Financing for private provision of care is critical to expand health services while reducing financial barriers to make access more equitable. In a newly released brief, SHOPS Plus presents lessons from work in Kenya that shed light on how digitization can support small private health providers serving low-income populations to enter into contracts with health insurance schemes, reducing financial barriers for those seeking care.
Health facilities: going digital and contracting with insurance schemes
The project conducted two related activities working in collaboration with PS Kenya, an affiliate of PSI. Both activities aimed to help providers transition from collecting cash payments, that often cause clients financial hardship, to new sources of revenue from prepaid, pooled funds via contracts with health insurance schemes.
In one activity, PS Kenya focused on digitizing clinical and administrative data of 33 high-performing small to medium-sized practices in its 415-member Tunza social franchise network. These practices deliver family planning and other essential primary health care to underserved populations. In another activity, it acted as an intermediary, representing this network of select providers in seeking contracts with Kenya’s National Hospital Insurance Fund (NHIF) and private health insurers.
More to learn about digitization and contracting through an intermediary

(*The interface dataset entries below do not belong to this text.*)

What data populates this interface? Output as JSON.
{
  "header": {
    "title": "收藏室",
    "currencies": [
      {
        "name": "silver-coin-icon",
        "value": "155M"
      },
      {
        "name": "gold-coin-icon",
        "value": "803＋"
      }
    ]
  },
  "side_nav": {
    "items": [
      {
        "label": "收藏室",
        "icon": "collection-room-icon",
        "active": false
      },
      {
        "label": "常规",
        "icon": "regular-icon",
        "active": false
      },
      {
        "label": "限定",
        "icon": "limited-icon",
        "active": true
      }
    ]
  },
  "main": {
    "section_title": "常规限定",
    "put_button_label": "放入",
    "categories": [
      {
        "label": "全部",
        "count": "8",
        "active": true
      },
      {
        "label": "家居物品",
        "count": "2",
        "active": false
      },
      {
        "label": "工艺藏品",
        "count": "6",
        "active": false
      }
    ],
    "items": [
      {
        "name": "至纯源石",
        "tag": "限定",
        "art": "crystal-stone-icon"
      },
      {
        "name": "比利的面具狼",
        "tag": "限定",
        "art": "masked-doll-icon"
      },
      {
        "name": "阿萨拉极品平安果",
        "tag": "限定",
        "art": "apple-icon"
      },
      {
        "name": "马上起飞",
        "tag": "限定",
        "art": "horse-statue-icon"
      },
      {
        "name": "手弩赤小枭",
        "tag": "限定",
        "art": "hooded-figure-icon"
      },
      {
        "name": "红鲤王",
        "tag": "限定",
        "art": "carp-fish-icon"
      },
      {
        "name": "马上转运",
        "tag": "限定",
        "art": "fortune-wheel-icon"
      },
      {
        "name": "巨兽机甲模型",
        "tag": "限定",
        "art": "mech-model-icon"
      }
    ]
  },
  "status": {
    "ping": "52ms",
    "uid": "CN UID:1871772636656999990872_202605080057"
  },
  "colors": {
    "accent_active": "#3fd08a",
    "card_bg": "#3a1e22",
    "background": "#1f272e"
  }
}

A primary barrier to contracting in Kenya is that the NHIF is currently prohibited by law from purchasing health services through an intermediary that represents multiple private providers. The NHIF would need legal reform before it could contract with an intermediary representing individual providers. After confirming this limitation of the NHIF, PS Kenya executed its first contract with a commercial insurance scheme for a new outpatient product targeting low-income households called AfyaPoa—Amani. Contracting with a private insurer yielded lessons on how an intermediary may be able to support more efficient and scaled contracting with providers and payors, including, if future reforms permit, the NHIF. For example, the private insurer reported that the process of contracting through PS Kenya was positive. Working with an intermediary allowed it to identify, recruit, and train providers more efficiently than if it had contracted directly with individual providers.
Reflecting on this work, Mbogo Bunyi, senior private sector advisor on SHOPS Plus and an author of the brief, noted, “Small and medium private providers are embedded in our communities and a first point of care for many. Aggregator contracting with digitization offers a key pathway to scale efficiently and standardize the quality of care.”
This experience also underscored important expectations of payors to work with an intermediary. Payors will require that the intermediary has legal authority to represent network members for all terms and conditions in the contract, including payment methods and rates. They want assurance that an intermediary has operational capacity and systems to conduct financial and non-financial transactions with the payor on behalf of network providers. They also look for a common fee schedule across the network.
For private providers, this experience highlighted opportunities and pitfalls of transitioning from paper, cash-based operations and limited numbers of individual contracts with payers, to digital clinical management systems and working through intermediaries to participate in purchasing arrangements. It showed that greater use of digital systems can support providers to contract with health financing programs that reduce financial barriers for clients, submit claims and receive payments electronically, and manage patient information. However, they require investment, technical support, and a willingness to do things differently.
For more, read the brief.